[EXTRACTED INFORMATION — start]

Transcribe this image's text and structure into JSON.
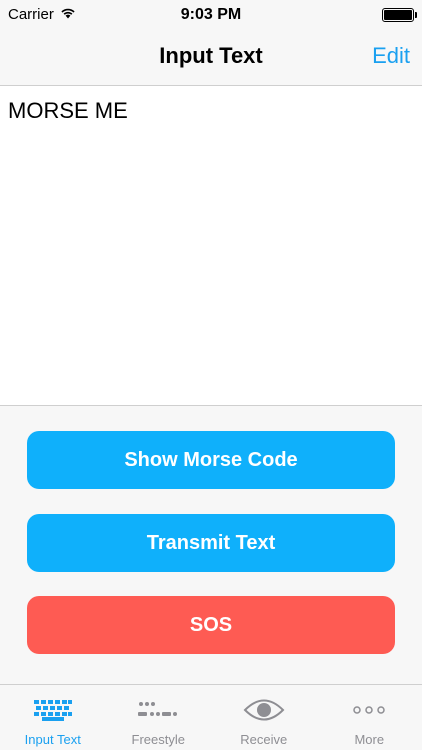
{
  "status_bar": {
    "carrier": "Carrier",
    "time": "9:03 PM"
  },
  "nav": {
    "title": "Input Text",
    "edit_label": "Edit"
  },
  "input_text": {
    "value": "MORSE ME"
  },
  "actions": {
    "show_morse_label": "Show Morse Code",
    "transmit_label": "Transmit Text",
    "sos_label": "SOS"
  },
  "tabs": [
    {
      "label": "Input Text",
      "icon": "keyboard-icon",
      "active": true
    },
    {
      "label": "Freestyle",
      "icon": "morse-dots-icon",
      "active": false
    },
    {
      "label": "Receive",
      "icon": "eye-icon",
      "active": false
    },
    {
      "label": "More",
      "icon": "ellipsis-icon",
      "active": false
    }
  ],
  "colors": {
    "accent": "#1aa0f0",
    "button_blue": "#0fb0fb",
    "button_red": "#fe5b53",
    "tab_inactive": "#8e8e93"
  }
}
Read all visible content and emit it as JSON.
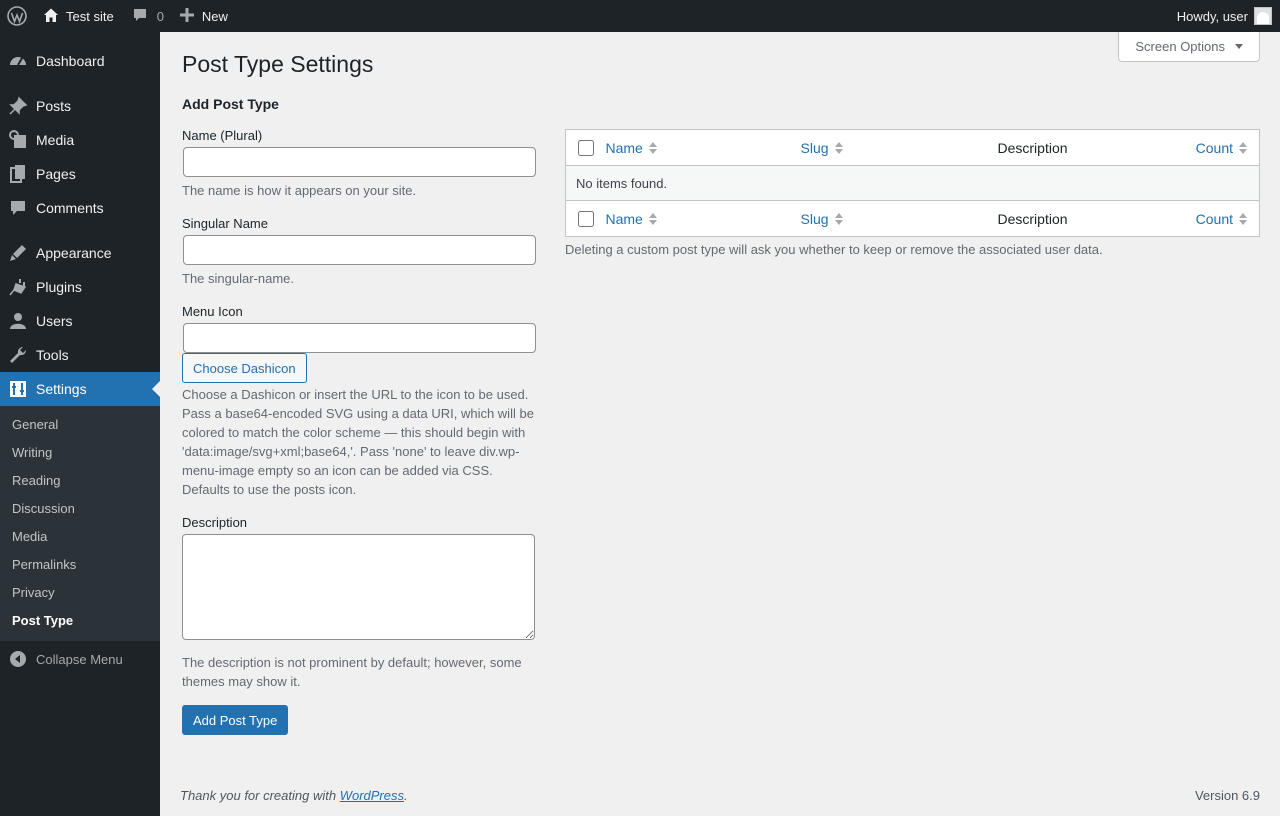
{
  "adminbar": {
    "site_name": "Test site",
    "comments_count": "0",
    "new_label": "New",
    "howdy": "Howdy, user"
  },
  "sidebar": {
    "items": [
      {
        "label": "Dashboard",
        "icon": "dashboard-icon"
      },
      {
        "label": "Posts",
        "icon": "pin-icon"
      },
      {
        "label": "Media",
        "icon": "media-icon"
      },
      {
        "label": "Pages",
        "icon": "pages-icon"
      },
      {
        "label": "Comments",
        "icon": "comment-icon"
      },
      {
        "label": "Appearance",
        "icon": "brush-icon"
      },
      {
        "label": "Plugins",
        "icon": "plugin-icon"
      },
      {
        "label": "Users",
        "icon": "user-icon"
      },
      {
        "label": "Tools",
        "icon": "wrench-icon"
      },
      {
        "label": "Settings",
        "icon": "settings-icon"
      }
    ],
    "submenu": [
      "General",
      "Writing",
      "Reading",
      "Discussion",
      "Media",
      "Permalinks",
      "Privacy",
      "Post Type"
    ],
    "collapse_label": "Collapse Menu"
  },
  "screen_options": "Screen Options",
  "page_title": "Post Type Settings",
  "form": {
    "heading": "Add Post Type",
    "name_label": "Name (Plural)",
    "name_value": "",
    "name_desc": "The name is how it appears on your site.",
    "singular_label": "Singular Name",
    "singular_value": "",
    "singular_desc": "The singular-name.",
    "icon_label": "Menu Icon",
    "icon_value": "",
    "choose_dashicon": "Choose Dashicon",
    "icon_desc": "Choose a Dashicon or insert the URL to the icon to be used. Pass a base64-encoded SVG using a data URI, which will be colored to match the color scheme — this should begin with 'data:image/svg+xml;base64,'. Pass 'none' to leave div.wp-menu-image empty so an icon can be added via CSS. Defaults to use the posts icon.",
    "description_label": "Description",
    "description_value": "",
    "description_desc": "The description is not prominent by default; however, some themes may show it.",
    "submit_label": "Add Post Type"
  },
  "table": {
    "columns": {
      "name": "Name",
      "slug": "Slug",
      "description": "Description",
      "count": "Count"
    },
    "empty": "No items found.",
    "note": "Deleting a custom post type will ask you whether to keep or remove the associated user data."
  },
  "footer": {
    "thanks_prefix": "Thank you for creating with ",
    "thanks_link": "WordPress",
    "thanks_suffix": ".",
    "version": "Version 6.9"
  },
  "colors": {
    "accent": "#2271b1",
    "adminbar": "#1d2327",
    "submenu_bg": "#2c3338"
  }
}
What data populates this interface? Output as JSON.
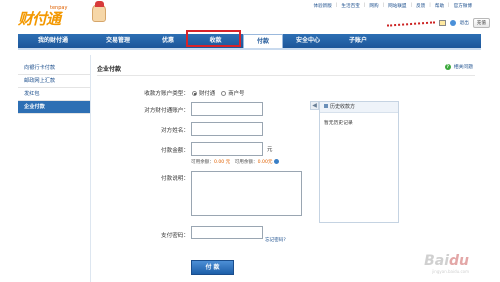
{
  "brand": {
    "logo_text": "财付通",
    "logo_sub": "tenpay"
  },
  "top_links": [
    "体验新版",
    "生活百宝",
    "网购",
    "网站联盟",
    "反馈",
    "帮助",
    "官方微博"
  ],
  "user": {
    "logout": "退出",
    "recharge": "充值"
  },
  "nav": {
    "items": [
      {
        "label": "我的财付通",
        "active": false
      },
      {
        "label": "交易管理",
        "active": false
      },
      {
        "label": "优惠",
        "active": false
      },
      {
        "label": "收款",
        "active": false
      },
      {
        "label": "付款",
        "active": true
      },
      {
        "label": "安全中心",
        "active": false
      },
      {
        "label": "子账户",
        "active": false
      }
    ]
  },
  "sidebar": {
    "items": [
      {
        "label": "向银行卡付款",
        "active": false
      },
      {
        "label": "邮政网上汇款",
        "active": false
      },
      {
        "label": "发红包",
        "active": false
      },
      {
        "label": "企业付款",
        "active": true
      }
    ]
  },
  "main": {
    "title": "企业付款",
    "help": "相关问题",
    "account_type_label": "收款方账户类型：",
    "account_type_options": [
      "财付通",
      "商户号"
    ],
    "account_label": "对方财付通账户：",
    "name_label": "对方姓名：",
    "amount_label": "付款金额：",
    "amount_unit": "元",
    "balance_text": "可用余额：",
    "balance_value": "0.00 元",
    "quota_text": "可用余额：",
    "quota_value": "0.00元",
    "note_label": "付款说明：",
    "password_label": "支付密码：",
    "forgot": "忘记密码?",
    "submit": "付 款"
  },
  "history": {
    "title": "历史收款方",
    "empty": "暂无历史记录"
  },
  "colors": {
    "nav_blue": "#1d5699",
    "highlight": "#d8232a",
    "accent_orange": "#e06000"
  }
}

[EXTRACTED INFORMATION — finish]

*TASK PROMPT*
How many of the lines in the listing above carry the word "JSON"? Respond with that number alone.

*ANSWER SECTION*
3